The Committee also wants the government to clarify the 25% penalty for early access. People think just the 25% government bonus is removed, whereas in fact, 25% of the total investment is lost for access other than buying a first home costing up to £450,000 or after the age of 60.
The Committee wrote: “This inquiry has received strong criticism of the LISA over its complexity, its perverse incentives, its lack of complementarity with the pensions saving landscape and its apparent lack of popularity with the industry and pension savers. The Government should abolish it.”
‘Report is nonsensical’
Martin Stead, CEO of investment LISA provider, Nutmeg, said “this is a slap in the face to a generation in danger of being worse off than their parents.”
“Taking away the LISA means less potential savings, less wealth, and a poorer country. We need to address the UK savings gap and get more young people to save. The LISA is proven to work. And it should stay.
“For many, putting money aside for their first home or their retirement is difficult. The LISA, with its 25% government bonus, offers a great incentive to help people aged between 18 and 39 to save or invest for their future.”
Nutmeg is calling on the government to further develop the product to allow contributions up to the age of 60 and to scrap the £450,000 limit on the first property purchase.
Stead added: “This report is nonsensical. LISA is not yet two years old. The government should be investing time and money in promoting this product, not debating whether or not to keep it.”

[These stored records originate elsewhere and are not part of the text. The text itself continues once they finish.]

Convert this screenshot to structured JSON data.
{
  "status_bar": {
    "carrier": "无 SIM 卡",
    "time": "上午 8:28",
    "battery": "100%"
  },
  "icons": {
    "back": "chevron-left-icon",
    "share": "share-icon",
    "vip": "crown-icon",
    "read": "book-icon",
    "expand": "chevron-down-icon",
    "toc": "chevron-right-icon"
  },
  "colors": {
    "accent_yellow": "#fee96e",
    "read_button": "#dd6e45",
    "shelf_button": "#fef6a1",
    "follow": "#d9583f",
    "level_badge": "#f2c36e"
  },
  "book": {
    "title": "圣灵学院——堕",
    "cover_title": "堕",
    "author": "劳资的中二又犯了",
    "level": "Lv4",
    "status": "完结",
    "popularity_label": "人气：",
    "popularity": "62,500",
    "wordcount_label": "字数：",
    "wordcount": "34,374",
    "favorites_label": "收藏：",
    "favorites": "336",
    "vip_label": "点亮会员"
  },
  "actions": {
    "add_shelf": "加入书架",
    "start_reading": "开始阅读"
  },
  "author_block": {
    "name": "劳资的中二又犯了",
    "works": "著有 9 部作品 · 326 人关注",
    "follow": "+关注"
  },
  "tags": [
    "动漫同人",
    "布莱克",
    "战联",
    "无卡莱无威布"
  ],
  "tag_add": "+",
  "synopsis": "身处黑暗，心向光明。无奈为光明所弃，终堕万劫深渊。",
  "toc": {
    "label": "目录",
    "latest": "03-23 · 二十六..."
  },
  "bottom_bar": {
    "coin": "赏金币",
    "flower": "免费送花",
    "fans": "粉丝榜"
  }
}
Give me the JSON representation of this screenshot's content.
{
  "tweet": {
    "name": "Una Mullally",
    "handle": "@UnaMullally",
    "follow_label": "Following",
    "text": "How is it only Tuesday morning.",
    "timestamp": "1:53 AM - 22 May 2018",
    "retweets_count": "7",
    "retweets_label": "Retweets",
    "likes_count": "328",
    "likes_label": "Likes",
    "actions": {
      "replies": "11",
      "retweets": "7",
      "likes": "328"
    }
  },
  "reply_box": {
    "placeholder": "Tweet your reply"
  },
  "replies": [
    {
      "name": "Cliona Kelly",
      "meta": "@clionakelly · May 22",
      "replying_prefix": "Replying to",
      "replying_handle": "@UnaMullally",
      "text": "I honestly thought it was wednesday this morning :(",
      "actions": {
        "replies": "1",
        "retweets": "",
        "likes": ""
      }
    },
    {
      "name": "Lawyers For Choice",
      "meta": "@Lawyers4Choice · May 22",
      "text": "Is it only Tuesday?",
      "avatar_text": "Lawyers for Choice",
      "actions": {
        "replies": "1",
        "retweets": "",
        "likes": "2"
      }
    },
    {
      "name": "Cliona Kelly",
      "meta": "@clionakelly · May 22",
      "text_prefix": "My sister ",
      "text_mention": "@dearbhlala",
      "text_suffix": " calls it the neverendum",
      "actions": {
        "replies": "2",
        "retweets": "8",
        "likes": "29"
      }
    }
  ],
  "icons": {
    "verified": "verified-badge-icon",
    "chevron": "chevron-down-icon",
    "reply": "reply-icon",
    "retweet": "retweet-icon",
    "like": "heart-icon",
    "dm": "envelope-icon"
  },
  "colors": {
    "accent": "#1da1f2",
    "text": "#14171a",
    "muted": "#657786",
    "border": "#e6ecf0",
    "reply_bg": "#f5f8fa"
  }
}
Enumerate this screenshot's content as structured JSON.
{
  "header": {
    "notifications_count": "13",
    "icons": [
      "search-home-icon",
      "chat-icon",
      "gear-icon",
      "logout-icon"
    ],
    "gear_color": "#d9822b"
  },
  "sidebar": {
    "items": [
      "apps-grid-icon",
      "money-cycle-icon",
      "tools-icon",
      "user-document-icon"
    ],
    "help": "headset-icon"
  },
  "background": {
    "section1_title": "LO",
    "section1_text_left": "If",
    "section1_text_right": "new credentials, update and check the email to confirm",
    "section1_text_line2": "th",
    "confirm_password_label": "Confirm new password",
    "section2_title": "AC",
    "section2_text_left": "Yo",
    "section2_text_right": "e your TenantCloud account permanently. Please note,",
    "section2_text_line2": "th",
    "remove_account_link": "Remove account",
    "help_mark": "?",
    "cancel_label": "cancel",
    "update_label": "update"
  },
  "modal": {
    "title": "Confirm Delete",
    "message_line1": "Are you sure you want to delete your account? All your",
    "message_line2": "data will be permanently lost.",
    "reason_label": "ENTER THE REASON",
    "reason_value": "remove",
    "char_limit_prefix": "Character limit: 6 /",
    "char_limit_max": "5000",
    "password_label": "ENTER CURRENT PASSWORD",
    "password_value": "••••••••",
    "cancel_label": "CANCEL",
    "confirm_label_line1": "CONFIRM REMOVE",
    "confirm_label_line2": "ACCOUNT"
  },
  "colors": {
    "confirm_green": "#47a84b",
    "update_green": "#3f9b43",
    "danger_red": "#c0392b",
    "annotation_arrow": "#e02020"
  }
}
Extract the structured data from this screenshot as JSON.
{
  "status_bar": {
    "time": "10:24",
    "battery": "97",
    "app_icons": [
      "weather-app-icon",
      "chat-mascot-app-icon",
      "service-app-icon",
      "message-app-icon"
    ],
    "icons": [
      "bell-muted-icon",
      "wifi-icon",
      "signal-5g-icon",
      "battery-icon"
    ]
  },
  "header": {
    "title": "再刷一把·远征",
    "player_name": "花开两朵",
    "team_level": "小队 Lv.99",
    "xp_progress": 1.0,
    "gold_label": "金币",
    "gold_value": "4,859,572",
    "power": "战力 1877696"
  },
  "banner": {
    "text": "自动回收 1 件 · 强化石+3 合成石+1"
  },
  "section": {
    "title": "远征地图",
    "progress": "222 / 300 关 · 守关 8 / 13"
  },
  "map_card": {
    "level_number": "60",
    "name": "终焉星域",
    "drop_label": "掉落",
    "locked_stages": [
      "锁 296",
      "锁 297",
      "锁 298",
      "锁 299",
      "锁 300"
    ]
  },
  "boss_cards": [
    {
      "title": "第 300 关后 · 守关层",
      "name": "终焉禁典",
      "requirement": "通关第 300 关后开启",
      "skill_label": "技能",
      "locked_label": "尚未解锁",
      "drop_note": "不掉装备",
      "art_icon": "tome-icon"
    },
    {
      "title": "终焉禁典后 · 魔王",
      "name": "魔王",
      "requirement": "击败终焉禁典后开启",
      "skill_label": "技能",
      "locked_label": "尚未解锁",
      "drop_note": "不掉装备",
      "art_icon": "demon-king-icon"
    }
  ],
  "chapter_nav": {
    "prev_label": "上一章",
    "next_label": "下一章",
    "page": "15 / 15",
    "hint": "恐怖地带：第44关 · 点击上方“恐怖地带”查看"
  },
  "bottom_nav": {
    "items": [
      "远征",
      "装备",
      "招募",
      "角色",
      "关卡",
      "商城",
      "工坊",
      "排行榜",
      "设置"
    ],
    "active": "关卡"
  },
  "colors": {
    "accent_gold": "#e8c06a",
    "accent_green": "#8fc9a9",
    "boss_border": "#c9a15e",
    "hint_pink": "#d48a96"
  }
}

Kris Brewster, head of products at Skipton which offers a cash LISA, said: “Originally, the government aspired to see 200,000 LISA accounts opened in the first wave of activity. At Skipton, in just over one year, we have opened over 112,000 accounts for our members. We believe the LISA can make a real difference for people wanting to get on the housing ladder.
“We believe the consumer response and uptake of this product, plus the positive intentions which the savers have, demonstrate the success of the account and indicate a real consumer need for savings products which support home ownership.”